08/07/2009 05:12 am ET Updated May 25, 2011

A Second City Warning to Obama

For all those Obama-ites confident that they won't make the same mistakes pushing health care reform that the Clinton administration did, might I suggest a trip back home?

Just a few minutes into the Second City comedy troupe's latest show, America: All Better!, the usual japes about the Jesus-like hopes projected onto our 44th president gave way to a quick bit about health care reform. A doctor was telling a woman that her diagnosis gave her only three months to live. When she pleaded for help, he told her that the good news was that Obama's health reform plan meant she was scheduled for her next visit just six months from now.

Bad news for Obama -- the audience laughed.

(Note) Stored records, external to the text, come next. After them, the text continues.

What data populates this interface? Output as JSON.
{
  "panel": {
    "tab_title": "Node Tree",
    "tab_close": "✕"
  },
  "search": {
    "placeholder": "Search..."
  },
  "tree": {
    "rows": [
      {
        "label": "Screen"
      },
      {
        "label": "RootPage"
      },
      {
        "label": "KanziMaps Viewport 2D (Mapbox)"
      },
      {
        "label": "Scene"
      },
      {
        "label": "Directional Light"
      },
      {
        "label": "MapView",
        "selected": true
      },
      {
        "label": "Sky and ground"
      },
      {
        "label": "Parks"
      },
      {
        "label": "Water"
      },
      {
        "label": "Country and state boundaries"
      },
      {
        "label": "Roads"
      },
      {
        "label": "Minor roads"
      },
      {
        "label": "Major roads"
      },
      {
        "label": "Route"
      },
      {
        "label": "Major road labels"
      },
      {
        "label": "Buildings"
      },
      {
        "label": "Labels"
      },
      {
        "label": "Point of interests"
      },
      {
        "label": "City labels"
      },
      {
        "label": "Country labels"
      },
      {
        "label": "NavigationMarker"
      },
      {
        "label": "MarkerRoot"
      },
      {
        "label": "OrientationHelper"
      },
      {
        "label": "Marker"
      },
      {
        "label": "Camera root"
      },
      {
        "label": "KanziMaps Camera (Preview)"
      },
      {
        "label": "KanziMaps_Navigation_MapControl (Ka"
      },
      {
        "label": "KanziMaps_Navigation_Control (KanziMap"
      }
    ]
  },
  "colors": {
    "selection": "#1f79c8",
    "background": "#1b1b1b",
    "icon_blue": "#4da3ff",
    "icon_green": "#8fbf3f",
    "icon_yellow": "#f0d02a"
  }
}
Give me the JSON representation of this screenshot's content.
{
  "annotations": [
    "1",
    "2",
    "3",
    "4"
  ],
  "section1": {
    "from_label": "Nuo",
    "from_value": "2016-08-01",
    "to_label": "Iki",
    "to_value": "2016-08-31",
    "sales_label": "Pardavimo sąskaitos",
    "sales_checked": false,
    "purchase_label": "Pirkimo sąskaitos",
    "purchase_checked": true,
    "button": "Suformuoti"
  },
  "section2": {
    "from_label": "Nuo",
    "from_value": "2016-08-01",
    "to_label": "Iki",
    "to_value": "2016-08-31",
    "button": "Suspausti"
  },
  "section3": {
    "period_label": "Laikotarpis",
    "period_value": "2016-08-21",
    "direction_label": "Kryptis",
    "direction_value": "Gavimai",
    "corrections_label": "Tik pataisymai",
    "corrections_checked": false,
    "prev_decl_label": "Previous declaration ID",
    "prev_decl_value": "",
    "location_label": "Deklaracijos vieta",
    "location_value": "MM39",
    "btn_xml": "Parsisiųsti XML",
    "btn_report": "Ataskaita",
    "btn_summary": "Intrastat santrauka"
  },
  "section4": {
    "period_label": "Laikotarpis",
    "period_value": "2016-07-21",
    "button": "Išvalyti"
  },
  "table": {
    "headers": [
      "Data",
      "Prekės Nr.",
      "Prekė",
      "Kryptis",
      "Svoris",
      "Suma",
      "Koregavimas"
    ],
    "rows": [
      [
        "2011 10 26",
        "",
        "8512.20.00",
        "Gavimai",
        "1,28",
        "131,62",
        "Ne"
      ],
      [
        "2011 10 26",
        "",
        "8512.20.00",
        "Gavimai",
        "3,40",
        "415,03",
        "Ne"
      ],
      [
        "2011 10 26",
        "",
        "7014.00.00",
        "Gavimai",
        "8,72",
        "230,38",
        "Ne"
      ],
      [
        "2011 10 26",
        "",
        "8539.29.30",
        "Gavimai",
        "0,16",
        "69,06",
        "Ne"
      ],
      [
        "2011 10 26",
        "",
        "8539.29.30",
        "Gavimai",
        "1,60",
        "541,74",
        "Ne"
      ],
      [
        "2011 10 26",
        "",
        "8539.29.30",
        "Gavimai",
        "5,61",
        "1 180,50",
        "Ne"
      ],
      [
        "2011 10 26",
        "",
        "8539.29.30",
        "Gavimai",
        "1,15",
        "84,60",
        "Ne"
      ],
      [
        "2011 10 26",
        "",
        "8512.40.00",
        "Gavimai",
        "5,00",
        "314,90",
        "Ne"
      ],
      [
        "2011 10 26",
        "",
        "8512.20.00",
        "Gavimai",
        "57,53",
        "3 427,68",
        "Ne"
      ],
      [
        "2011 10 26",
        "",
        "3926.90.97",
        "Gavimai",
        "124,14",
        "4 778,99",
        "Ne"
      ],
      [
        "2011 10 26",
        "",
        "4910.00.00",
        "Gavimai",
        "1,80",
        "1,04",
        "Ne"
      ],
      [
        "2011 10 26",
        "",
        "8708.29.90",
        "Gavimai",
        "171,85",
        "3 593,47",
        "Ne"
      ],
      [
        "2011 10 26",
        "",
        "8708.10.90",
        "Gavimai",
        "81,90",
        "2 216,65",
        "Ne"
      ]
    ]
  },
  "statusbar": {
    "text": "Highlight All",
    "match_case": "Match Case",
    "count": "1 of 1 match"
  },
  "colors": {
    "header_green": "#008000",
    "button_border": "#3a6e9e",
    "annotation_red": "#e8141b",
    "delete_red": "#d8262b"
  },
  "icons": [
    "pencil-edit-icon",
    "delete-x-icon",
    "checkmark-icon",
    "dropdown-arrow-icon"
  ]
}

Conventional wisdom says that the shopworn distortions and deceptions that killed health care reform in the past have lost their sting due to combination of middle-class economic worries and soothing on-message reassurances. Perhaps. But comedy works only when it connects with real anxieties. The fact that Second City comics in the heart of Chicago are successfully playing to GOP-fueled fears of rationing should raise a bright red warning flag at the White House.

Here's another warning sign: I was talking with a liberal physician friend who's spent his career serving people in the kinds of Chicago neighborhoods where Obama worked as a community organizer. But my friend's instant reaction to my optimism about reform was concern: "I hope Obama doesn't just open up the government's checkbook." This from a primary care physician whose patients are overwhelming poorly insured or have no insurance at all! But he's also a middle-class guy with taxes to pay and kids to put through college.

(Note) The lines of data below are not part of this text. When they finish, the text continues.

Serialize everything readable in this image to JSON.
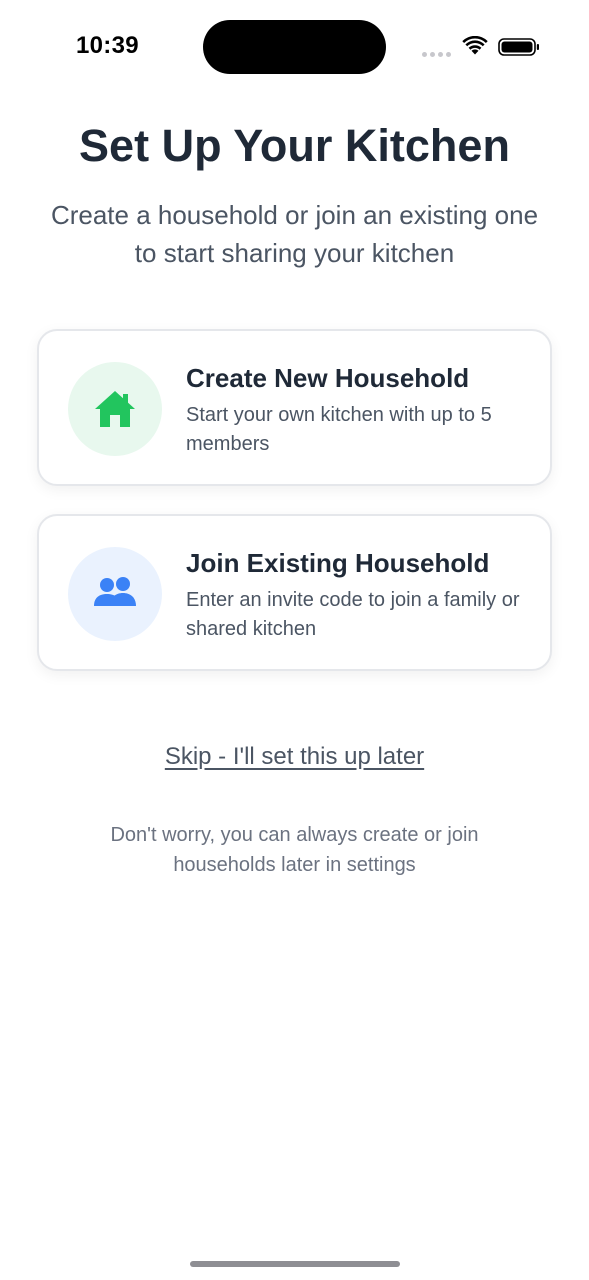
{
  "status_bar": {
    "time": "10:39"
  },
  "header": {
    "title": "Set Up Your Kitchen",
    "subtitle": "Create a household or join an existing one to start sharing your kitchen"
  },
  "options": [
    {
      "title": "Create New Household",
      "description": "Start your own kitchen with up to 5 members",
      "icon": "house-icon",
      "accent": "#22c55e"
    },
    {
      "title": "Join Existing Household",
      "description": "Enter an invite code to join a family or shared kitchen",
      "icon": "users-icon",
      "accent": "#3b82f6"
    }
  ],
  "skip": {
    "label": "Skip - I'll set this up later"
  },
  "footnote": "Don't worry, you can always create or join households later in settings"
}
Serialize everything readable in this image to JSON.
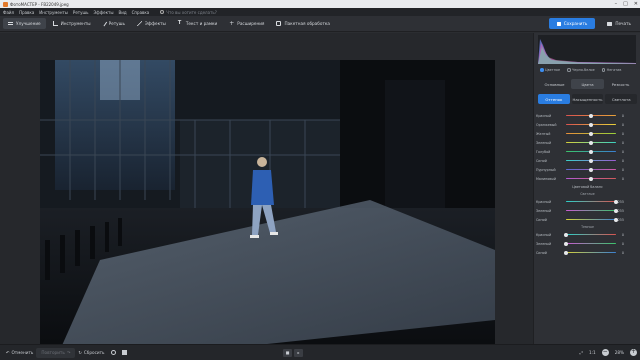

A similar warning sign flashed on the recent ABC News special featuring questions for the president. Pastor David Hattenfield of Cornerstone Baptist Church in Cumberland, Maryland rose to address President Obama . He did not ask about the 46 million without health insurance or the estimated 20,000 men and women who die every year -- roughly 55 people every single day -- as a result. Instead, he was concerned about government "taking over" health care and his taxes going up.

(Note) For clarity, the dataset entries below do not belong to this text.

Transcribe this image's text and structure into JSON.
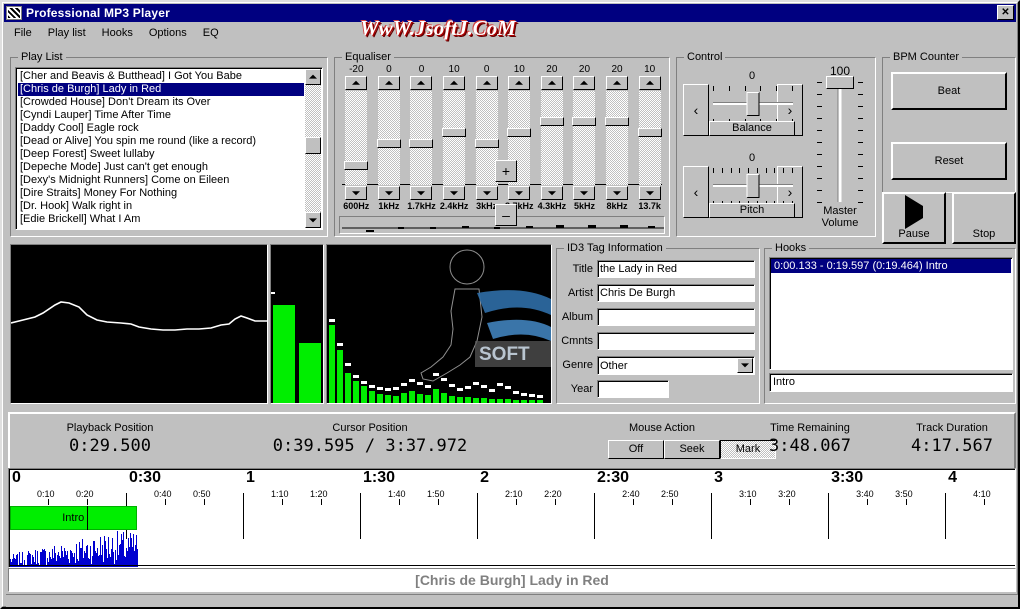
{
  "window": {
    "title": "Professional MP3 Player",
    "close_label": "✕",
    "watermark": "WwW.JsoftJ.CoM"
  },
  "menu": [
    {
      "label": "File"
    },
    {
      "label": "Play list"
    },
    {
      "label": "Hooks"
    },
    {
      "label": "Options"
    },
    {
      "label": "EQ"
    }
  ],
  "playlist": {
    "label": "Play List",
    "items": [
      {
        "text": "[Cher and Beavis & Butthead] I Got You Babe",
        "selected": false
      },
      {
        "text": "[Chris de Burgh] Lady in Red",
        "selected": true
      },
      {
        "text": "[Crowded House] Don't Dream its Over",
        "selected": false
      },
      {
        "text": "[Cyndi Lauper] Time After Time",
        "selected": false
      },
      {
        "text": "[Daddy Cool] Eagle rock",
        "selected": false
      },
      {
        "text": "[Dead or Alive] You spin me round (like a record)",
        "selected": false
      },
      {
        "text": "[Deep Forest] Sweet lullaby",
        "selected": false
      },
      {
        "text": "[Depeche Mode] Just can't get enough",
        "selected": false
      },
      {
        "text": "[Dexy's Midnight Runners] Come on Eileen",
        "selected": false
      },
      {
        "text": "[Dire Straits] Money For Nothing",
        "selected": false
      },
      {
        "text": "[Dr. Hook] Walk right in",
        "selected": false
      },
      {
        "text": "[Edie Brickell] What I Am",
        "selected": false
      }
    ]
  },
  "equaliser": {
    "label": "Equaliser",
    "plus_label": "+",
    "minus_label": "–",
    "bands": [
      {
        "value": "-20",
        "freq": "600Hz",
        "pct": -20
      },
      {
        "value": "0",
        "freq": "1kHz",
        "pct": 0
      },
      {
        "value": "0",
        "freq": "1.7kHz",
        "pct": 0
      },
      {
        "value": "10",
        "freq": "2.4kHz",
        "pct": 10
      },
      {
        "value": "0",
        "freq": "3kHz",
        "pct": 0
      },
      {
        "value": "10",
        "freq": "3.7kHz",
        "pct": 10
      },
      {
        "value": "20",
        "freq": "4.3kHz",
        "pct": 20
      },
      {
        "value": "20",
        "freq": "5kHz",
        "pct": 20
      },
      {
        "value": "20",
        "freq": "8kHz",
        "pct": 20
      },
      {
        "value": "10",
        "freq": "13.7k",
        "pct": 10
      }
    ]
  },
  "control": {
    "label": "Control",
    "balance": {
      "name": "Balance",
      "value": "0",
      "left_arrow": "‹",
      "right_arrow": "›"
    },
    "pitch": {
      "name": "Pitch",
      "value": "0",
      "left_arrow": "‹",
      "right_arrow": "›"
    },
    "master_volume": {
      "value": "100",
      "line1": "Master",
      "line2": "Volume"
    }
  },
  "bpm": {
    "label": "BPM Counter",
    "beat_label": "Beat",
    "reset_label": "Reset"
  },
  "transport": {
    "pause_label": "Pause",
    "stop_label": "Stop"
  },
  "id3": {
    "label": "ID3 Tag Information",
    "fields": [
      {
        "label": "Title",
        "value": "the Lady in Red"
      },
      {
        "label": "Artist",
        "value": "Chris De Burgh"
      },
      {
        "label": "Album",
        "value": ""
      },
      {
        "label": "Cmnts",
        "value": ""
      }
    ],
    "genre": {
      "label": "Genre",
      "value": "Other"
    },
    "year": {
      "label": "Year",
      "value": ""
    }
  },
  "hooks": {
    "label": "Hooks",
    "items": [
      {
        "text": "0:00.133 - 0:19.597 (0:19.464) Intro",
        "selected": true
      }
    ],
    "edit_value": "Intro"
  },
  "status": {
    "playback_position": {
      "caption": "Playback Position",
      "value": "0:29.500"
    },
    "cursor_position": {
      "caption": "Cursor Position",
      "value": "0:39.595 / 3:37.972"
    },
    "mouse_action": {
      "caption": "Mouse Action",
      "buttons": [
        {
          "label": "Off",
          "pressed": false
        },
        {
          "label": "Seek",
          "pressed": false
        },
        {
          "label": "Mark",
          "pressed": true
        }
      ]
    },
    "time_remaining": {
      "caption": "Time Remaining",
      "value": "3:48.067"
    },
    "track_duration": {
      "caption": "Track Duration",
      "value": "4:17.567"
    }
  },
  "timeline": {
    "major_ticks": [
      {
        "label": "0",
        "pct": 0.0
      },
      {
        "label": "0:30",
        "pct": 0.1165
      },
      {
        "label": "1",
        "pct": 0.2331
      },
      {
        "label": "1:30",
        "pct": 0.3496
      },
      {
        "label": "2",
        "pct": 0.4662
      },
      {
        "label": "2:30",
        "pct": 0.5827
      },
      {
        "label": "3",
        "pct": 0.6993
      },
      {
        "label": "3:30",
        "pct": 0.8158
      },
      {
        "label": "4",
        "pct": 0.9324
      }
    ],
    "minor_ticks": [
      {
        "label": "0:10",
        "pct": 0.0388
      },
      {
        "label": "0:20",
        "pct": 0.0777
      },
      {
        "label": "0:40",
        "pct": 0.1554
      },
      {
        "label": "0:50",
        "pct": 0.1942
      },
      {
        "label": "1:10",
        "pct": 0.2719
      },
      {
        "label": "1:20",
        "pct": 0.3108
      },
      {
        "label": "1:40",
        "pct": 0.3885
      },
      {
        "label": "1:50",
        "pct": 0.4273
      },
      {
        "label": "2:10",
        "pct": 0.505
      },
      {
        "label": "2:20",
        "pct": 0.5439
      },
      {
        "label": "2:40",
        "pct": 0.6216
      },
      {
        "label": "2:50",
        "pct": 0.6604
      },
      {
        "label": "3:10",
        "pct": 0.7381
      },
      {
        "label": "3:20",
        "pct": 0.777
      },
      {
        "label": "3:40",
        "pct": 0.8547
      },
      {
        "label": "3:50",
        "pct": 0.8935
      },
      {
        "label": "4:10",
        "pct": 0.9712
      }
    ],
    "hook_region": {
      "label": "Intro",
      "start_pct": 0.0005,
      "end_pct": 0.1275,
      "split_pct": 0.0777
    }
  },
  "now_playing": {
    "title": "[Chris de Burgh] Lady in Red"
  }
}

In answering the good pastor, Obama, no doubt on autopilot, provided fiscal reassurance, citing his plan to cap itemized deductions for those making over $250,000 a year. Conspicuous by its absence was any reference to morality, Christian principles or the common good.

Yes, I know the administration is constantly rolling out stories featuring average Americans hurting because of inadequate health care. But are the 85 percent of Americans with health insurance listening? There is nothing Republican opponents would like better than for the debate over health care to devolve into a discussion about taxes.

Finally, there is the balancing act of when to roll out specifics. At some point, supporters of reform like myself need specific legislative language we can use to debunk the overarching sense of danger and dread opponents are seeking to instill. Yes, specifics are supposedly on their way, and yes, the upcoming full-court press by the administration to sell reform to Congress and the public may indeed culminate in America, All Better!

But right now, that's going to take one heck of a second act.